[What to do] Locate and copy each line in the data that contains the word "Downloads".

(Dataset rows for apps and sites)
· · ·

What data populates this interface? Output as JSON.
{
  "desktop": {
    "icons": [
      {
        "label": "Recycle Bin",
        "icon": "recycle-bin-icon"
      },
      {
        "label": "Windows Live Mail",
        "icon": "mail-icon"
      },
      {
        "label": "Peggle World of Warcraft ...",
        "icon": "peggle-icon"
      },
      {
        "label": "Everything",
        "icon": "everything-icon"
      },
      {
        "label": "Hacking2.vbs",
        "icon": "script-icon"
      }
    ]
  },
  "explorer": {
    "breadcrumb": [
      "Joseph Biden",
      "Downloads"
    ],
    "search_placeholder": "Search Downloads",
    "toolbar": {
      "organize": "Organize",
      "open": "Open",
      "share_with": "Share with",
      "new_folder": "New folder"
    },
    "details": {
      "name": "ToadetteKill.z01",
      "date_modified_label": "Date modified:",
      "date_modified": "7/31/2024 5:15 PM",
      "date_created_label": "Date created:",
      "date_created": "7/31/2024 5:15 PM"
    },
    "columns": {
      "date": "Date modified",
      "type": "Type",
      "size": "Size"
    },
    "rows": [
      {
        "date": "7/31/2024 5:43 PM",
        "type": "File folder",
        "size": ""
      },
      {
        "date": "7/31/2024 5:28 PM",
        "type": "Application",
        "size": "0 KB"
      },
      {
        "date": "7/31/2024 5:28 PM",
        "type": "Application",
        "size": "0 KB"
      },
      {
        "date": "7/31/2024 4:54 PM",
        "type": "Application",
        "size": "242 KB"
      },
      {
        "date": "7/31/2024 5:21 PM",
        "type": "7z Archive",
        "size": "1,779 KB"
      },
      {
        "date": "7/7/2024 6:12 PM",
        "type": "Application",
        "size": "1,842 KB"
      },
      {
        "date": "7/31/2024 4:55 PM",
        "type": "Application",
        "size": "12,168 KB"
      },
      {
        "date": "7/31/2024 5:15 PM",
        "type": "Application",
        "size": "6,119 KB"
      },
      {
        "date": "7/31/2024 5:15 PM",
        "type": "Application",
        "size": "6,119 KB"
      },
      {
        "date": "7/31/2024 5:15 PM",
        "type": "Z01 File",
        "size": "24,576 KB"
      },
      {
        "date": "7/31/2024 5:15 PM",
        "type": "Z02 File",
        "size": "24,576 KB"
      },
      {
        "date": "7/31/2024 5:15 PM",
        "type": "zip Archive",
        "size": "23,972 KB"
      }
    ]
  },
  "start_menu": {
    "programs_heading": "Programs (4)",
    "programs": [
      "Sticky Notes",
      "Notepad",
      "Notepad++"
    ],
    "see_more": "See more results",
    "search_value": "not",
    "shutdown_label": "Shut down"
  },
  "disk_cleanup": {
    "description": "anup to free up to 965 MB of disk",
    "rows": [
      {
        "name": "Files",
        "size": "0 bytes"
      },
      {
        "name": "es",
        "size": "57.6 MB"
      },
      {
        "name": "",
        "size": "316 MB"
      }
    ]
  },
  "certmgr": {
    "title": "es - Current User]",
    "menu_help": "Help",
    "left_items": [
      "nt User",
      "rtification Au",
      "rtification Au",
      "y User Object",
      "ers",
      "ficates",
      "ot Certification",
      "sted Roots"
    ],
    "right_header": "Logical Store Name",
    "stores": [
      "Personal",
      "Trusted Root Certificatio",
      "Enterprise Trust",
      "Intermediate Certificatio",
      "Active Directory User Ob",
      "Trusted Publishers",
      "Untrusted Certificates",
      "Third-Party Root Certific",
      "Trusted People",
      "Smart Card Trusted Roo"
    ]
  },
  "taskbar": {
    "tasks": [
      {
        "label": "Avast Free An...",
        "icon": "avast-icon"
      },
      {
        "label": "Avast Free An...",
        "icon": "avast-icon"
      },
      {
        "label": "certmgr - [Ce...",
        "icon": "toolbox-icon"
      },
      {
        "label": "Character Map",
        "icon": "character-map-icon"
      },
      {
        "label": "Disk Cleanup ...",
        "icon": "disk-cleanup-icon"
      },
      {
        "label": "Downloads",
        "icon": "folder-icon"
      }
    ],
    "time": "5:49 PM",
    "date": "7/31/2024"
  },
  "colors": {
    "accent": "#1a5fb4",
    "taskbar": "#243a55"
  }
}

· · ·

[Answer box]
      "Downloads"
    "search_placeholder": "Search Downloads",
        "label": "Downloads",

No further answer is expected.